── Data records ──

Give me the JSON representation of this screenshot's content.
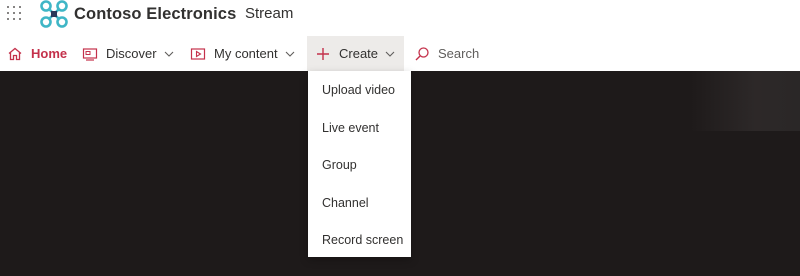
{
  "header": {
    "brand_name": "Contoso Electronics",
    "app_name": "Stream",
    "logo_icon": "contoso-logo-icon",
    "waffle_icon": "app-launcher-icon"
  },
  "nav": {
    "home": "Home",
    "discover": "Discover",
    "my_content": "My content",
    "create": "Create",
    "search_placeholder": "Search"
  },
  "create_menu": {
    "items": [
      "Upload video",
      "Live event",
      "Group",
      "Channel",
      "Record screen"
    ]
  },
  "colors": {
    "accent": "#c4314b",
    "logo": "#3fb6c6",
    "stage": "#1e1a1a"
  }
}
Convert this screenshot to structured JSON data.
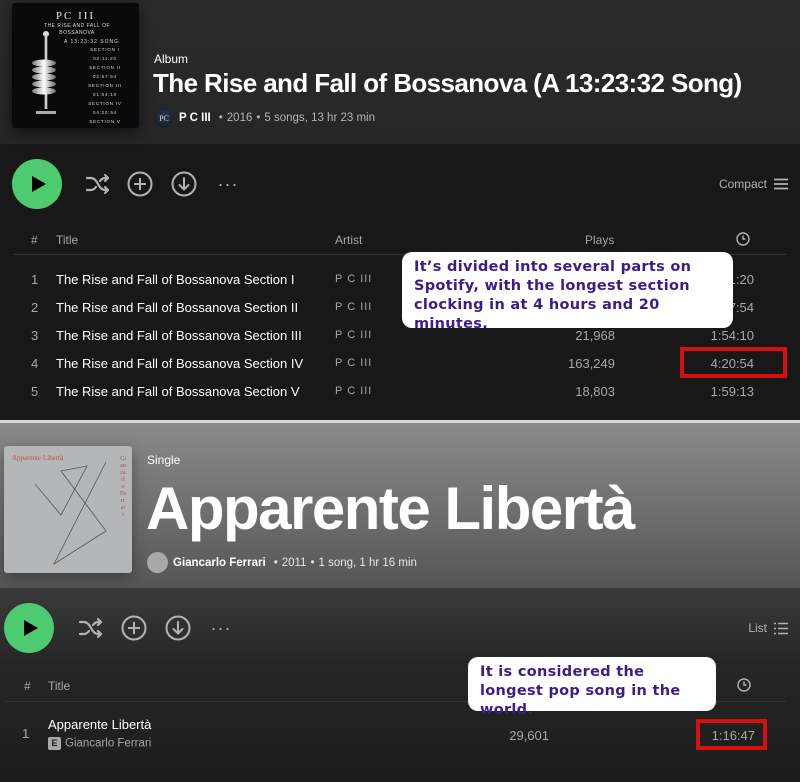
{
  "album": {
    "type_label": "Album",
    "title": "The Rise and Fall of Bossanova (A 13:23:32 Song)",
    "artist": "P C III",
    "year": "2016",
    "summary": "5 songs, 13 hr 23 min",
    "avatar_text": "PC",
    "cover": {
      "title": "PC III",
      "subtitle_line1": "THE RISE AND FALL OF",
      "subtitle_line2": "BOSSANOVA",
      "song_line": "A 13:23:32 SONG",
      "sections": [
        {
          "name": "SECTION I",
          "time": "02:11:20"
        },
        {
          "name": "SECTION II",
          "time": "02:57:54"
        },
        {
          "name": "SECTION III",
          "time": "01:54:10"
        },
        {
          "name": "SECTION IV",
          "time": "04:20:54"
        },
        {
          "name": "SECTION V",
          "time": "01:59:13"
        }
      ]
    },
    "controls": {
      "play": "play-icon",
      "shuffle": "shuffle-icon",
      "add": "plus-circle-icon",
      "download": "download-icon",
      "more": "···",
      "view_label": "Compact",
      "view_icon": "compact-list-icon"
    },
    "table": {
      "headers": {
        "num": "#",
        "title": "Title",
        "artist": "Artist",
        "plays": "Plays",
        "duration_icon": "clock-icon"
      },
      "rows": [
        {
          "num": "1",
          "title": "The Rise and Fall of Bossanova Section I",
          "artist": "P C III",
          "plays": "",
          "duration": "2:11:20"
        },
        {
          "num": "2",
          "title": "The Rise and Fall of Bossanova Section II",
          "artist": "P C III",
          "plays": "",
          "duration": "2:57:54"
        },
        {
          "num": "3",
          "title": "The Rise and Fall of Bossanova Section III",
          "artist": "P C III",
          "plays": "21,968",
          "duration": "1:54:10"
        },
        {
          "num": "4",
          "title": "The Rise and Fall of Bossanova Section IV",
          "artist": "P C III",
          "plays": "163,249",
          "duration": "4:20:54"
        },
        {
          "num": "5",
          "title": "The Rise and Fall of Bossanova Section V",
          "artist": "P C III",
          "plays": "18,803",
          "duration": "1:59:13"
        }
      ]
    },
    "callout": "It’s divided into several parts on Spotify, with the longest section clocking in at 4 hours and 20 minutes.",
    "highlight_color": "#d80f0f"
  },
  "single": {
    "type_label": "Single",
    "title": "Apparente Libertà",
    "artist": "Giancarlo Ferrari",
    "year": "2011",
    "summary": "1 song, 1 hr 16 min",
    "cover": {
      "title": "Apparente Libertà",
      "side_text": "Giancarlo Ferrari"
    },
    "controls": {
      "more": "···",
      "view_label": "List",
      "view_icon": "list-icon"
    },
    "table": {
      "headers": {
        "num": "#",
        "title": "Title",
        "duration_icon": "clock-icon"
      },
      "rows": [
        {
          "num": "1",
          "title": "Apparente Libertà",
          "explicit": "E",
          "artist": "Giancarlo Ferrari",
          "plays": "29,601",
          "duration": "1:16:47"
        }
      ]
    },
    "callout": "It is considered the longest pop song in the world."
  },
  "colors": {
    "play_green": "#4ecb71",
    "callout_text": "#3b1d8a",
    "highlight_red": "#d80f0f"
  }
}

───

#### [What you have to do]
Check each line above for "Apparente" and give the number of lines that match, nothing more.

#### [Response]
3